◆ **What the task requires**
Set down every line below, word for word.

Dataset rows describing interfaces
-- Opening Marker --

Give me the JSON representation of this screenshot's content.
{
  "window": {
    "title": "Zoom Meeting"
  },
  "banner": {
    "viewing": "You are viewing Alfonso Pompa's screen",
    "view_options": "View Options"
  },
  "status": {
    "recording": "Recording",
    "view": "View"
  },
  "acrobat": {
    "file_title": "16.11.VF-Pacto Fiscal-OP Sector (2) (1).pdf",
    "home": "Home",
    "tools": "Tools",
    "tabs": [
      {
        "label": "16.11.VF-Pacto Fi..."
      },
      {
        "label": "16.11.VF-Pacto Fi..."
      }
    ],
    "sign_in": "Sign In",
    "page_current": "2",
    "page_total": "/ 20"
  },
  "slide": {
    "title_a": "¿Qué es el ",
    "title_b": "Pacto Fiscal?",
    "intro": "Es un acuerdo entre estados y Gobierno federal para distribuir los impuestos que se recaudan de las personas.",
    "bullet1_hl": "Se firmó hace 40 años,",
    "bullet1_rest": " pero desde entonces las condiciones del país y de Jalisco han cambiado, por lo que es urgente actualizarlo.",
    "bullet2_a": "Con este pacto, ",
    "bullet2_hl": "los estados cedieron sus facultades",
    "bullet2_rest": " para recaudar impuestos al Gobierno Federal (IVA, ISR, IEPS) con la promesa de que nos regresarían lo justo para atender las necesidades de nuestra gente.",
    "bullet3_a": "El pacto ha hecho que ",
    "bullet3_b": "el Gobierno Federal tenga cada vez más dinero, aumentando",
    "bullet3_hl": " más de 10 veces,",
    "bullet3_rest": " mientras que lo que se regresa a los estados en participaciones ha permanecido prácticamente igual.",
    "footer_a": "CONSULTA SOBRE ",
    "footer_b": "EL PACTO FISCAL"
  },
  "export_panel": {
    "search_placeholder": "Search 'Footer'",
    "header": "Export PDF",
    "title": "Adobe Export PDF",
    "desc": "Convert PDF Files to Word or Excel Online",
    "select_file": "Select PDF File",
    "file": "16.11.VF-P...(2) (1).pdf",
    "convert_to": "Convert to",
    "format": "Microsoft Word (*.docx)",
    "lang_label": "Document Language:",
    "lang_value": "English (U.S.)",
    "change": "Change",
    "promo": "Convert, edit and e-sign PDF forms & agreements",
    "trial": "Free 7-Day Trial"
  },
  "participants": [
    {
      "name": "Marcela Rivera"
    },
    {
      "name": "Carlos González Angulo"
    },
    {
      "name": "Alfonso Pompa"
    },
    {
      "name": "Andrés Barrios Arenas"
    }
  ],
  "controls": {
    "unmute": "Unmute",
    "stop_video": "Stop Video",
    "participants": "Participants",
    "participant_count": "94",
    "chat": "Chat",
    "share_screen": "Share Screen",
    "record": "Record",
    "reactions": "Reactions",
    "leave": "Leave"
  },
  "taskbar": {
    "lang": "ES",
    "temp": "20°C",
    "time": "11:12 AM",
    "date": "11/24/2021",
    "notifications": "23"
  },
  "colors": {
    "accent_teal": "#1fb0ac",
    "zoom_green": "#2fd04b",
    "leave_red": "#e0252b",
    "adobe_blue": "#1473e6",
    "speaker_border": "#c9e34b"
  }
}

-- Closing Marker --

◆ **Exercise response**
Give me the JSON representation of this screenshot's content.
{
  "window": {
    "title": "Zoom Meeting"
  },
  "banner": {
    "viewing": "You are viewing Alfonso Pompa's screen",
    "view_options": "View Options"
  },
  "status": {
    "recording": "Recording",
    "view": "View"
  },
  "acrobat": {
    "file_title": "16.11.VF-Pacto Fiscal-OP Sector (2) (1).pdf",
    "home": "Home",
    "tools": "Tools",
    "tabs": [
      {
        "label": "16.11.VF-Pacto Fi..."
      },
      {
        "label": "16.11.VF-Pacto Fi..."
      }
    ],
    "sign_in": "Sign In",
    "page_current": "2",
    "page_total": "/ 20"
  },
  "slide": {
    "title_a": "¿Qué es el ",
    "title_b": "Pacto Fiscal?",
    "intro": "Es un acuerdo entre estados y Gobierno federal para distribuir los impuestos que se recaudan de las personas.",
    "bullet1_hl": "Se firmó hace 40 años,",
    "bullet1_rest": " pero desde entonces las condiciones del país y de Jalisco han cambiado, por lo que es urgente actualizarlo.",
    "bullet2_a": "Con este pacto, ",
    "bullet2_hl": "los estados cedieron sus facultades",
    "bullet2_rest": " para recaudar impuestos al Gobierno Federal (IVA, ISR, IEPS) con la promesa de que nos regresarían lo justo para atender las necesidades de nuestra gente.",
    "bullet3_a": "El pacto ha hecho que ",
    "bullet3_b": "el Gobierno Federal tenga cada vez más dinero, aumentando",
    "bullet3_hl": " más de 10 veces,",
    "bullet3_rest": " mientras que lo que se regresa a los estados en participaciones ha permanecido prácticamente igual.",
    "footer_a": "CONSULTA SOBRE ",
    "footer_b": "EL PACTO FISCAL"
  },
  "export_panel": {
    "search_placeholder": "Search 'Footer'",
    "header": "Export PDF",
    "title": "Adobe Export PDF",
    "desc": "Convert PDF Files to Word or Excel Online",
    "select_file": "Select PDF File",
    "file": "16.11.VF-P...(2) (1).pdf",
    "convert_to": "Convert to",
    "format": "Microsoft Word (*.docx)",
    "lang_label": "Document Language:",
    "lang_value": "English (U.S.)",
    "change": "Change",
    "promo": "Convert, edit and e-sign PDF forms & agreements",
    "trial": "Free 7-Day Trial"
  },
  "participants": [
    {
      "name": "Marcela Rivera"
    },
    {
      "name": "Carlos González Angulo"
    },
    {
      "name": "Alfonso Pompa"
    },
    {
      "name": "Andrés Barrios Arenas"
    }
  ],
  "controls": {
    "unmute": "Unmute",
    "stop_video": "Stop Video",
    "participants": "Participants",
    "participant_count": "94",
    "chat": "Chat",
    "share_screen": "Share Screen",
    "record": "Record",
    "reactions": "Reactions",
    "leave": "Leave"
  },
  "taskbar": {
    "lang": "ES",
    "temp": "20°C",
    "time": "11:12 AM",
    "date": "11/24/2021",
    "notifications": "23"
  },
  "colors": {
    "accent_teal": "#1fb0ac",
    "zoom_green": "#2fd04b",
    "leave_red": "#e0252b",
    "adobe_blue": "#1473e6",
    "speaker_border": "#c9e34b"
  }
}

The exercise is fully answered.